The only real place for the team to improve beyond getting more shots on goal was the fact they took too many penalties. The Wild would be wise to avoid taking that many trips to the penalty box against Vancouver. The Wild still have lots to feel good about. The team had a good effort from all of its lines and looked focus in its return from the Olympic break. Hopefully they can follow up tonight's win with another against the Canucks tomorrow!
~ The Wild roster tonight was as follows: Zach Parise, Jason Pominville, Mikael Granlund, Charlie Coyle, Dany Heatley, Nino Niederreiter, Kyle Brodziak, Matt Cooke, Justin Fontaine, Torrey Mitchell, Stephane Veilleux, Erik Haula, Ryan Suter, Jared Spurgeon, Jonas Brodin, Keith Ballard, Nate Prosser and Clayton Stoner.
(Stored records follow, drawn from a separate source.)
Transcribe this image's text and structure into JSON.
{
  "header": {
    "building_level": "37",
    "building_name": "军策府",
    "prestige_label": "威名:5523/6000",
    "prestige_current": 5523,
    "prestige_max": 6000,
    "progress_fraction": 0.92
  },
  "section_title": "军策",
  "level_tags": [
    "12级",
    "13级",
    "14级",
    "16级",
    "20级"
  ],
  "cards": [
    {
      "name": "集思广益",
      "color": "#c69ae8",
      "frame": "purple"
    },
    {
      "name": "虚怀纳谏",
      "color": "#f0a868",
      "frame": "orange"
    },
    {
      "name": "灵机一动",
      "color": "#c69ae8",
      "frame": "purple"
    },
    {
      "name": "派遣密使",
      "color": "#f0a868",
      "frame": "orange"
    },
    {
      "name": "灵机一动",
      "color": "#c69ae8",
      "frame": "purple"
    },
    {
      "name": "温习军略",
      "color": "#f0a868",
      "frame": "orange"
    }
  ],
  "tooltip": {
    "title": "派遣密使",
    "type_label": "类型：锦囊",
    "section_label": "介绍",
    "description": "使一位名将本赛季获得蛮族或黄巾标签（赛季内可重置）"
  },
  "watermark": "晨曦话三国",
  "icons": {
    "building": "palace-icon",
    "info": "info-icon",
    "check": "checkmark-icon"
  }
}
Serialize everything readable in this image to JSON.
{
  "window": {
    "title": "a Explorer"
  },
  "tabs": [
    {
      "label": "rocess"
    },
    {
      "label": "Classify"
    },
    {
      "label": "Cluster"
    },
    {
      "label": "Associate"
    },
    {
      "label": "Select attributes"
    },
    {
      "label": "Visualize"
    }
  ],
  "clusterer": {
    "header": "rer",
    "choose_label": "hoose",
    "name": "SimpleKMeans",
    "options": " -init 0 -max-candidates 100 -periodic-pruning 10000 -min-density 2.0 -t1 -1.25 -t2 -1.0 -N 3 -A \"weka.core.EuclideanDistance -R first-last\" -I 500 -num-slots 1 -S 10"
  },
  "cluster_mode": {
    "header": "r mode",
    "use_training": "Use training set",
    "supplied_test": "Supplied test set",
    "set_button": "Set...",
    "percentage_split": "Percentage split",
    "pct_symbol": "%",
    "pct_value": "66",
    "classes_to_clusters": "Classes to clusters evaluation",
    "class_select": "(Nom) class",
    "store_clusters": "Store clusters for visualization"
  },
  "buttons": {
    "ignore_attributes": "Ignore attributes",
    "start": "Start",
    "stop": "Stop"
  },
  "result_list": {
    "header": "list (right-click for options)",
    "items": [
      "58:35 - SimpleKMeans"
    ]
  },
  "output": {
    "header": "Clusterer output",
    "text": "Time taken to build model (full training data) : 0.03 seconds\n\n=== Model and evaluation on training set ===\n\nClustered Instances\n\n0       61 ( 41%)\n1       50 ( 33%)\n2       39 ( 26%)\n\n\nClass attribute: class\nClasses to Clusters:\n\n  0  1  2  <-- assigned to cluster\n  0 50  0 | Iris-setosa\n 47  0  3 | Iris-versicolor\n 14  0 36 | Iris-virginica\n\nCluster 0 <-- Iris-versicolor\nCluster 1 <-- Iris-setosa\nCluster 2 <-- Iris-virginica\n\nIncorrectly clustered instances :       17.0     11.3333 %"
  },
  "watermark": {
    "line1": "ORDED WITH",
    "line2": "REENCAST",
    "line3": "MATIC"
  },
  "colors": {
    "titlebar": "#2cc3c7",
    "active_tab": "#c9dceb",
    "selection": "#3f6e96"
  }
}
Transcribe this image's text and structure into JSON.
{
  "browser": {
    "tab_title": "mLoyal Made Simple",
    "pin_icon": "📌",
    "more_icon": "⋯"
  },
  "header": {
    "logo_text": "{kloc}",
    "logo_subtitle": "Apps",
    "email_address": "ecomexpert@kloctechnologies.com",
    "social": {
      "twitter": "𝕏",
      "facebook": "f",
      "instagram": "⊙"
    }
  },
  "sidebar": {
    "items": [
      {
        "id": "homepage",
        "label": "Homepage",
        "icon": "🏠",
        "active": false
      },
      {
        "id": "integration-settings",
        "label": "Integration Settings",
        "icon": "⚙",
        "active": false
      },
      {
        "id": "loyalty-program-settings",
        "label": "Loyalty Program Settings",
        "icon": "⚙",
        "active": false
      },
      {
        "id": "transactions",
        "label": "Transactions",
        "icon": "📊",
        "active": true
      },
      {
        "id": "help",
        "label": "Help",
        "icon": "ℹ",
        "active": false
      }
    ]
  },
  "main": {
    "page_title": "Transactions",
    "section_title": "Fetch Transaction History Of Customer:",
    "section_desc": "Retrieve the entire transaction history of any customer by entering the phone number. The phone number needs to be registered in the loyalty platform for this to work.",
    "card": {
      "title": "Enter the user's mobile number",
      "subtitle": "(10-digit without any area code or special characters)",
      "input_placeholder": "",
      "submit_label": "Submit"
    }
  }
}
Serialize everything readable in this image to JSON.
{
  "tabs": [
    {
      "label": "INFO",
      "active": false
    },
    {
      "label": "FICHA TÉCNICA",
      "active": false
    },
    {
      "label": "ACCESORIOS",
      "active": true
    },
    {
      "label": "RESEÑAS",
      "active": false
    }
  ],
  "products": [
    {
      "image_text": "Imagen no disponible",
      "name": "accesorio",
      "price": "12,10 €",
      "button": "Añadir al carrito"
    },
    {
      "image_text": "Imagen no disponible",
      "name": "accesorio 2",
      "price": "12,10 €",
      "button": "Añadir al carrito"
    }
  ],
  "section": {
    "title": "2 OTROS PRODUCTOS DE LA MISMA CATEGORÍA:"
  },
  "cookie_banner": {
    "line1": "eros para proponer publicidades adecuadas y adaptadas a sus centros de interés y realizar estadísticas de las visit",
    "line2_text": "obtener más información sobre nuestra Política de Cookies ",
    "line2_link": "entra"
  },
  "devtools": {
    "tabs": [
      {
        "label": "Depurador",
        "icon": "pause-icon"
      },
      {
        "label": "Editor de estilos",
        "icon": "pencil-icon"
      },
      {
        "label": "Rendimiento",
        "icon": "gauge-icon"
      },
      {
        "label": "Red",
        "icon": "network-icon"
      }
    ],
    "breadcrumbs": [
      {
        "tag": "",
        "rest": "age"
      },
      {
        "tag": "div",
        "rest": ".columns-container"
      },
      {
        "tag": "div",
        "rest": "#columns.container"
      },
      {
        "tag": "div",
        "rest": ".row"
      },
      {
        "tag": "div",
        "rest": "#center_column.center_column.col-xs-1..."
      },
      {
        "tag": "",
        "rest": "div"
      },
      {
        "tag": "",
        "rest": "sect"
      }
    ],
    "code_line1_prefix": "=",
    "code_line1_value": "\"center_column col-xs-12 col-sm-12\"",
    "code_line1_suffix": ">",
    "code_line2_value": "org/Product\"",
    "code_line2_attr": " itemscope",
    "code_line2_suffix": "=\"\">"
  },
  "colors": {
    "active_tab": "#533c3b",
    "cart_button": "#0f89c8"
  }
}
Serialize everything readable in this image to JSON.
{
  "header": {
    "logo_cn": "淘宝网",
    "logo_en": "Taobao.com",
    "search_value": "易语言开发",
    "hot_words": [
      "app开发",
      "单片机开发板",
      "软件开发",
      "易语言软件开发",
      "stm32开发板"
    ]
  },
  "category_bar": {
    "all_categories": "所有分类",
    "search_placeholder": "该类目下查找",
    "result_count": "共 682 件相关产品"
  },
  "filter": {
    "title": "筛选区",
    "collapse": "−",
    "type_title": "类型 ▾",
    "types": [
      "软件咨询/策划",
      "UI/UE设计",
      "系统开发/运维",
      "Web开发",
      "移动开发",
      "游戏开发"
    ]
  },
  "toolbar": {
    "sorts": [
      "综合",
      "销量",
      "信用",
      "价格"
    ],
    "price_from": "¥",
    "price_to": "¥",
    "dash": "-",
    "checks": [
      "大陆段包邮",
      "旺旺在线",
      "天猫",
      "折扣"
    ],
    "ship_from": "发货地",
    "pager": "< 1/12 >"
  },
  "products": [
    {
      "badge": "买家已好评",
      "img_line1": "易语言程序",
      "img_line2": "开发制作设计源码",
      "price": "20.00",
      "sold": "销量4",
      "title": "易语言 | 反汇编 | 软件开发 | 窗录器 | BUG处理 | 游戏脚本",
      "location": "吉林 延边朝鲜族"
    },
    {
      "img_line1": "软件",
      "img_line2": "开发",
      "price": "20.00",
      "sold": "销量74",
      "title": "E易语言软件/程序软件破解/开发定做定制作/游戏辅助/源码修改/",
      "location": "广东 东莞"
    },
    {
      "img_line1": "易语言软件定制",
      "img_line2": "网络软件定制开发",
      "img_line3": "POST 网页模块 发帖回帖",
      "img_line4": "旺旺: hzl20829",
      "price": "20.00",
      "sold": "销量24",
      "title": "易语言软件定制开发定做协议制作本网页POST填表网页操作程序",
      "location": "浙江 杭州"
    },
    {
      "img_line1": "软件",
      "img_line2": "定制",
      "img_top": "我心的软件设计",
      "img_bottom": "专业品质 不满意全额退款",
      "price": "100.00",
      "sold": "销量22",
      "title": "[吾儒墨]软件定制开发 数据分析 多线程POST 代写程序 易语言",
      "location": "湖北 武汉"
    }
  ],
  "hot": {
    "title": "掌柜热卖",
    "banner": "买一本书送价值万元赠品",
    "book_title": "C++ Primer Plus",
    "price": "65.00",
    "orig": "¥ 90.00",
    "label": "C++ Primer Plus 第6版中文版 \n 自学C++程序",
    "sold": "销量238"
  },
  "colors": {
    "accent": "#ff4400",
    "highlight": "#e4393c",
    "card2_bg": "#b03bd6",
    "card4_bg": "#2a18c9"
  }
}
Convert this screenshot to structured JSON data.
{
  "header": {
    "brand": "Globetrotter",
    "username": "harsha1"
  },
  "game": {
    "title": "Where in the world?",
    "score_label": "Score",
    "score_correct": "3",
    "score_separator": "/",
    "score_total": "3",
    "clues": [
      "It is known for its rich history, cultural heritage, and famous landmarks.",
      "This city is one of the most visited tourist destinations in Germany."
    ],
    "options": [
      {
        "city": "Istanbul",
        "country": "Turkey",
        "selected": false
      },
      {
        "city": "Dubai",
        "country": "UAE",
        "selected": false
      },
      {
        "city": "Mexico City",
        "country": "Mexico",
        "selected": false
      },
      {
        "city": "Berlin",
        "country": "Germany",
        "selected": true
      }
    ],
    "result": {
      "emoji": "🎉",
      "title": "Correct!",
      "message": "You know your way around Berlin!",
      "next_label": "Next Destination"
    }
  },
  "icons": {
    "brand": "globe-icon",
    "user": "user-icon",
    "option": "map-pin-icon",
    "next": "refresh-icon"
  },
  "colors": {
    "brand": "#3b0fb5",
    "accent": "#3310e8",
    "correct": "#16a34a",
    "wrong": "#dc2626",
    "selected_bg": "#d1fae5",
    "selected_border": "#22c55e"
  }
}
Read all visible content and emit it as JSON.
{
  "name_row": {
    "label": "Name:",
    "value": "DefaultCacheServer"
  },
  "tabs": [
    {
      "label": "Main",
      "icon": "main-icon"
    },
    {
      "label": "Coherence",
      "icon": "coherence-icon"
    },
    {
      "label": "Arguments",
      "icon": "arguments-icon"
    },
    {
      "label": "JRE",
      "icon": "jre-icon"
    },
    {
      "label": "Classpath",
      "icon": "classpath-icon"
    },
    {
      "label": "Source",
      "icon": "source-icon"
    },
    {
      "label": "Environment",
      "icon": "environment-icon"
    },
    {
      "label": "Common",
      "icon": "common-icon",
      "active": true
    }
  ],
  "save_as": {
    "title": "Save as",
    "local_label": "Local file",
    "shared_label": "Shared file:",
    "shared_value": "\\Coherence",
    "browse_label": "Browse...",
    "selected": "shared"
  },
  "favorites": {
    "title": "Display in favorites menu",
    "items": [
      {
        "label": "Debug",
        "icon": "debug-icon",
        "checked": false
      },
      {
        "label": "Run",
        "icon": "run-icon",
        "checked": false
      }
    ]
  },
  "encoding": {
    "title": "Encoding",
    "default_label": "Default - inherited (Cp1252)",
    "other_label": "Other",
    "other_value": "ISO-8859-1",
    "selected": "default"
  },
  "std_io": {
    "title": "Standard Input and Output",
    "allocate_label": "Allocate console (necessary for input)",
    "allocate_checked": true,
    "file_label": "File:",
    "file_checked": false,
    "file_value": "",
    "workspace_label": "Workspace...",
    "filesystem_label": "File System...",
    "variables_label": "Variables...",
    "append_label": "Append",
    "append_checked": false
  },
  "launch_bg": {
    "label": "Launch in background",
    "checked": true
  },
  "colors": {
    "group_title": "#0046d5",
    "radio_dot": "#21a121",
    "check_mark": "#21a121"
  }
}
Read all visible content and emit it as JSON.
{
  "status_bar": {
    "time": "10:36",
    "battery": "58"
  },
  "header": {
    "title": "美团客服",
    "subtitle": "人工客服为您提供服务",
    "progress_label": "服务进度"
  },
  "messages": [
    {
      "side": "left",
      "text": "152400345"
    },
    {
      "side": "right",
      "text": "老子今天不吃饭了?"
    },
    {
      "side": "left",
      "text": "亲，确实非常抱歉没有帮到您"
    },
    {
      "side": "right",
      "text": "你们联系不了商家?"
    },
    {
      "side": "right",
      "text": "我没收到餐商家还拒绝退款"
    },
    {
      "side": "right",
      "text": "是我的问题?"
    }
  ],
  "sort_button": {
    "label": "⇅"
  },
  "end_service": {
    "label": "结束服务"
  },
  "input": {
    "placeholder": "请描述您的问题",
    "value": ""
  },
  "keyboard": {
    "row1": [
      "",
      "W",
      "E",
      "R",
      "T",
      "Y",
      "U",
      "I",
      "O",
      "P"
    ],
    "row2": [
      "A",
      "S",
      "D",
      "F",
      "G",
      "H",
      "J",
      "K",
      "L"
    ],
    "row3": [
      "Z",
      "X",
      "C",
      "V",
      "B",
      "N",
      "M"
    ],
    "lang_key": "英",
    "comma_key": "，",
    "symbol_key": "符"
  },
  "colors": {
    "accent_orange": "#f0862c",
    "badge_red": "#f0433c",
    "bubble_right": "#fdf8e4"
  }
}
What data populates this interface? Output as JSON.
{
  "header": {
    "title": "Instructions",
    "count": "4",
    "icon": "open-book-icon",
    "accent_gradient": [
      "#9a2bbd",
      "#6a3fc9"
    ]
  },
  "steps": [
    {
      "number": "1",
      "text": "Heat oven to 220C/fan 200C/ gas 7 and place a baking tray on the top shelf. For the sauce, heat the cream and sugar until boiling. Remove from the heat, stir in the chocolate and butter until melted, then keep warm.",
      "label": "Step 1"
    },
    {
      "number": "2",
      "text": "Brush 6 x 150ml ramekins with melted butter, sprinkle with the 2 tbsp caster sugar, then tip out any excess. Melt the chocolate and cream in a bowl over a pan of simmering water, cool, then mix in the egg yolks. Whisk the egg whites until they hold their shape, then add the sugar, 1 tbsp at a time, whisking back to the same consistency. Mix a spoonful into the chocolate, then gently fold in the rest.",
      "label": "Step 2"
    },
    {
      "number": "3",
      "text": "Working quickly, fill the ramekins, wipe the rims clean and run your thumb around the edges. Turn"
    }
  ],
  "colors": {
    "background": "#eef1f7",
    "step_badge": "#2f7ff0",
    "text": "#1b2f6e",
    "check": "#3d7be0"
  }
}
Niklas Backstrom backed up Darcy Kuemper. Mike Rupp, Steven Kampfer and John Curry were the healthy scratches.
~ The 3 Stars of the Game were: 1st Star Darcy Kuemper, 2nd Star Mikael Granlund, 3rd Star Matt Hendricks
~ Attendance was 16,839 at Rexall Place.
Wild Prospect Report:
D – Mathew Dumba (Portland, WHL) ~ The Portland winning machine keeps rolling along as they pulled off a 2-1 shootout victory over the Everett Silvertips on Sunday. Dumba had 2 PIM's and finished the night a +1 in the win. The Calgary-native has 3 goals, 14 points, 28 PIM's and a +22 in 18 games played with the Winterhawks this season.
RW – Kurtis Gabriel (Owen Sound, OHL) ~ Owen Sound is trying to establish itself as a contender for an OHL title but the Attack was put in its place on Monday night in a 6-3 loss. The Newmarket, Ontario-native had a bit of a rough night as had an assist and finished the game a -3. Gabriel has 10 goals, 39 points, 84 PIM's and +1 in 51 games played this season.
Boys High School Hockey Report:
A number of teams tonight punched their tickets to Xcel Energy Center. We'd like to congratulate all of the section winners as well as those clubs who qualified for their respecctive section finals as that's no small feat in itself. Here are a few who did so in no particular order.
1A – New Prague Trojans (def. Mankato West)
2A – Orono Spartans (def. Breck)
3A – Luverne Cardinals (def. New Ulm)
5A – Chisago Lakes Wildcats (def. Princeton)
6A – St. Cloud Cathedral Crusaders (def. Alexandria)
8A – East Grand Forks Green Wave (def. Warroad)
1AA – Lakeville North Panthers (def. Farmington)
3AA – Eagan Wildcats (def. St. Thomas Academy)
7AA – Duluth East Greyhounds (def. Elk River / Zimmerman)